• TASK GOAL: Copy out all of the data below with no alterations.
----- DATA
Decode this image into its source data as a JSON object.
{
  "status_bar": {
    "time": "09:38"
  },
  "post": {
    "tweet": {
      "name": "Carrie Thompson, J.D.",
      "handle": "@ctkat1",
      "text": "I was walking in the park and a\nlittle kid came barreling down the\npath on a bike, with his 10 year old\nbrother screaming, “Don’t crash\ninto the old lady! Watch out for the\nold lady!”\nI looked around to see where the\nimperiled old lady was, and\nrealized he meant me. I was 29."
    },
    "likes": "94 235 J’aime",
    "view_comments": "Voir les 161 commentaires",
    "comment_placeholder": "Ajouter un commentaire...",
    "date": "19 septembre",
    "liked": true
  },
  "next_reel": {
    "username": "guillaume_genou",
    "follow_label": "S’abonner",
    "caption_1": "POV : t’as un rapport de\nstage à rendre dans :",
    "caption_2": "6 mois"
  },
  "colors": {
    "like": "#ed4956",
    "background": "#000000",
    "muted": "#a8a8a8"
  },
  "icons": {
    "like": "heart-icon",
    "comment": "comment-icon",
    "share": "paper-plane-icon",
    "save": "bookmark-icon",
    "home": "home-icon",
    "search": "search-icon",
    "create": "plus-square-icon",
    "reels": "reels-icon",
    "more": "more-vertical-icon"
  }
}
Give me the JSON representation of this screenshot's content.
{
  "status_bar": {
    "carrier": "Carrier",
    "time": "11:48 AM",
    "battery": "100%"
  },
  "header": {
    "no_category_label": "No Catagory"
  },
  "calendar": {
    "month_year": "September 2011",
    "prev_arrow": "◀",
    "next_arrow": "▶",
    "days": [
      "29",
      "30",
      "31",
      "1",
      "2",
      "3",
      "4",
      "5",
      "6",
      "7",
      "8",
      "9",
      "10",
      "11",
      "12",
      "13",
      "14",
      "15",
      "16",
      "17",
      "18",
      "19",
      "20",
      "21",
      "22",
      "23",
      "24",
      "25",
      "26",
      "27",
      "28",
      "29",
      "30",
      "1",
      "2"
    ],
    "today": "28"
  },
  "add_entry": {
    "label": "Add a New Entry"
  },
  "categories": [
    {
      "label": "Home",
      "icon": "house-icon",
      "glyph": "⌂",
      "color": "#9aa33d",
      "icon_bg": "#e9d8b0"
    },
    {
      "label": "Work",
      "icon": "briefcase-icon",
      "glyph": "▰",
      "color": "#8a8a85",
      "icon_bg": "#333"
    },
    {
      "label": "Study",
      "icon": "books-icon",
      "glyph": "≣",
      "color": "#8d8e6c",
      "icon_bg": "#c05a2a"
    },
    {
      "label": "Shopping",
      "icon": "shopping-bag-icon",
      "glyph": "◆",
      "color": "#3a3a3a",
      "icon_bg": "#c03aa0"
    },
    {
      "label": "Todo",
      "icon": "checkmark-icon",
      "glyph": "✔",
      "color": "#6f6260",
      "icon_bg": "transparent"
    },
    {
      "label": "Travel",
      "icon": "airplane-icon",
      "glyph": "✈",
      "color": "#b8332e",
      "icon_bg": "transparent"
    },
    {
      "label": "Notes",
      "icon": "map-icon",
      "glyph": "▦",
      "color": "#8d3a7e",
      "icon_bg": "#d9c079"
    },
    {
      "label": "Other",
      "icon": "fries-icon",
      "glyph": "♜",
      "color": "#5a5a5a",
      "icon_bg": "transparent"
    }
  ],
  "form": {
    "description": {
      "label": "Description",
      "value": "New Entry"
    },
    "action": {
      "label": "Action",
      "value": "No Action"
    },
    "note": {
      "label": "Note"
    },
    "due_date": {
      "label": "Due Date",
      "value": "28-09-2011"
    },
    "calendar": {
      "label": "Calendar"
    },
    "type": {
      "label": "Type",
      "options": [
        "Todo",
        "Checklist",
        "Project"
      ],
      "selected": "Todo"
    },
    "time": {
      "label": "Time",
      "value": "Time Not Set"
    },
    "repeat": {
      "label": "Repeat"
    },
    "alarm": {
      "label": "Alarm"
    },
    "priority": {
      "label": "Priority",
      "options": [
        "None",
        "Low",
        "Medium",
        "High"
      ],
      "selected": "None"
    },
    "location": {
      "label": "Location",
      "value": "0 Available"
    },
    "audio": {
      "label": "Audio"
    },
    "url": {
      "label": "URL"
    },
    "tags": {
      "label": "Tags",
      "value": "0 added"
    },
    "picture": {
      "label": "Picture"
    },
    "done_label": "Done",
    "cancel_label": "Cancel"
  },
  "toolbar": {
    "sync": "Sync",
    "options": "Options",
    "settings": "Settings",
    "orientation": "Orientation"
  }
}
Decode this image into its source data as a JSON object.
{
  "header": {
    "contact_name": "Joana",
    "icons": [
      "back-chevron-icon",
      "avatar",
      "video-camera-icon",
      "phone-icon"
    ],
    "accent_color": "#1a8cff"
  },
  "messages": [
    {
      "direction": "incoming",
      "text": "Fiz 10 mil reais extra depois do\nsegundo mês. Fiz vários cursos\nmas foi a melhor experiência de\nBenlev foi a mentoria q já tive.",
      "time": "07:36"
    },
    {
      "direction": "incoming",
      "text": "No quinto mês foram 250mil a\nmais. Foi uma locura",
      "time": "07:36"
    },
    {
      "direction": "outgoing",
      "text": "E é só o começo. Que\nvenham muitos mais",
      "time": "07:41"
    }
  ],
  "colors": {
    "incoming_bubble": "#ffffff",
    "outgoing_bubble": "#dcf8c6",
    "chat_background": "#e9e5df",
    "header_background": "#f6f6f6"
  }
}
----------
• SOLVED EXERCISE:
Decode this image into its source data as a JSON object.
{
  "status_bar": {
    "time": "09:38"
  },
  "post": {
    "tweet": {
      "name": "Carrie Thompson, J.D.",
      "handle": "@ctkat1",
      "text": "I was walking in the park and a\nlittle kid came barreling down the\npath on a bike, with his 10 year old\nbrother screaming, “Don’t crash\ninto the old lady! Watch out for the\nold lady!”\nI looked around to see where the\nimperiled old lady was, and\nrealized he meant me. I was 29."
    },
    "likes": "94 235 J’aime",
    "view_comments": "Voir les 161 commentaires",
    "comment_placeholder": "Ajouter un commentaire...",
    "date": "19 septembre",
    "liked": true
  },
  "next_reel": {
    "username": "guillaume_genou",
    "follow_label": "S’abonner",
    "caption_1": "POV : t’as un rapport de\nstage à rendre dans :",
    "caption_2": "6 mois"
  },
  "colors": {
    "like": "#ed4956",
    "background": "#000000",
    "muted": "#a8a8a8"
  },
  "icons": {
    "like": "heart-icon",
    "comment": "comment-icon",
    "share": "paper-plane-icon",
    "save": "bookmark-icon",
    "home": "home-icon",
    "search": "search-icon",
    "create": "plus-square-icon",
    "reels": "reels-icon",
    "more": "more-vertical-icon"
  }
}
Give me the JSON representation of this screenshot's content.
{
  "status_bar": {
    "carrier": "Carrier",
    "time": "11:48 AM",
    "battery": "100%"
  },
  "header": {
    "no_category_label": "No Catagory"
  },
  "calendar": {
    "month_year": "September 2011",
    "prev_arrow": "◀",
    "next_arrow": "▶",
    "days": [
      "29",
      "30",
      "31",
      "1",
      "2",
      "3",
      "4",
      "5",
      "6",
      "7",
      "8",
      "9",
      "10",
      "11",
      "12",
      "13",
      "14",
      "15",
      "16",
      "17",
      "18",
      "19",
      "20",
      "21",
      "22",
      "23",
      "24",
      "25",
      "26",
      "27",
      "28",
      "29",
      "30",
      "1",
      "2"
    ],
    "today": "28"
  },
  "add_entry": {
    "label": "Add a New Entry"
  },
  "categories": [
    {
      "label": "Home",
      "icon": "house-icon",
      "glyph": "⌂",
      "color": "#9aa33d",
      "icon_bg": "#e9d8b0"
    },
    {
      "label": "Work",
      "icon": "briefcase-icon",
      "glyph": "▰",
      "color": "#8a8a85",
      "icon_bg": "#333"
    },
    {
      "label": "Study",
      "icon": "books-icon",
      "glyph": "≣",
      "color": "#8d8e6c",
      "icon_bg": "#c05a2a"
    },
    {
      "label": "Shopping",
      "icon": "shopping-bag-icon",
      "glyph": "◆",
      "color": "#3a3a3a",
      "icon_bg": "#c03aa0"
    },
    {
      "label": "Todo",
      "icon": "checkmark-icon",
      "glyph": "✔",
      "color": "#6f6260",
      "icon_bg": "transparent"
    },
    {
      "label": "Travel",
      "icon": "airplane-icon",
      "glyph": "✈",
      "color": "#b8332e",
      "icon_bg": "transparent"
    },
    {
      "label": "Notes",
      "icon": "map-icon",
      "glyph": "▦",
      "color": "#8d3a7e",
      "icon_bg": "#d9c079"
    },
    {
      "label": "Other",
      "icon": "fries-icon",
      "glyph": "♜",
      "color": "#5a5a5a",
      "icon_bg": "transparent"
    }
  ],
  "form": {
    "description": {
      "label": "Description",
      "value": "New Entry"
    },
    "action": {
      "label": "Action",
      "value": "No Action"
    },
    "note": {
      "label": "Note"
    },
    "due_date": {
      "label": "Due Date",
      "value": "28-09-2011"
    },
    "calendar": {
      "label": "Calendar"
    },
    "type": {
      "label": "Type",
      "options": [
        "Todo",
        "Checklist",
        "Project"
      ],
      "selected": "Todo"
    },
    "time": {
      "label": "Time",
      "value": "Time Not Set"
    },
    "repeat": {
      "label": "Repeat"
    },
    "alarm": {
      "label": "Alarm"
    },
    "priority": {
      "label": "Priority",
      "options": [
        "None",
        "Low",
        "Medium",
        "High"
      ],
      "selected": "None"
    },
    "location": {
      "label": "Location",
      "value": "0 Available"
    },
    "audio": {
      "label": "Audio"
    },
    "url": {
      "label": "URL"
    },
    "tags": {
      "label": "Tags",
      "value": "0 added"
    },
    "picture": {
      "label": "Picture"
    },
    "done_label": "Done",
    "cancel_label": "Cancel"
  },
  "toolbar": {
    "sync": "Sync",
    "options": "Options",
    "settings": "Settings",
    "orientation": "Orientation"
  }
}
Decode this image into its source data as a JSON object.
{
  "header": {
    "contact_name": "Joana",
    "icons": [
      "back-chevron-icon",
      "avatar",
      "video-camera-icon",
      "phone-icon"
    ],
    "accent_color": "#1a8cff"
  },
  "messages": [
    {
      "direction": "incoming",
      "text": "Fiz 10 mil reais extra depois do\nsegundo mês. Fiz vários cursos\nmas foi a melhor experiência de\nBenlev foi a mentoria q já tive.",
      "time": "07:36"
    },
    {
      "direction": "incoming",
      "text": "No quinto mês foram 250mil a\nmais. Foi uma locura",
      "time": "07:36"
    },
    {
      "direction": "outgoing",
      "text": "E é só o começo. Que\nvenham muitos mais",
      "time": "07:41"
    }
  ],
  "colors": {
    "incoming_bubble": "#ffffff",
    "outgoing_bubble": "#dcf8c6",
    "chat_background": "#e9e5df",
    "header_background": "#f6f6f6"
  }
}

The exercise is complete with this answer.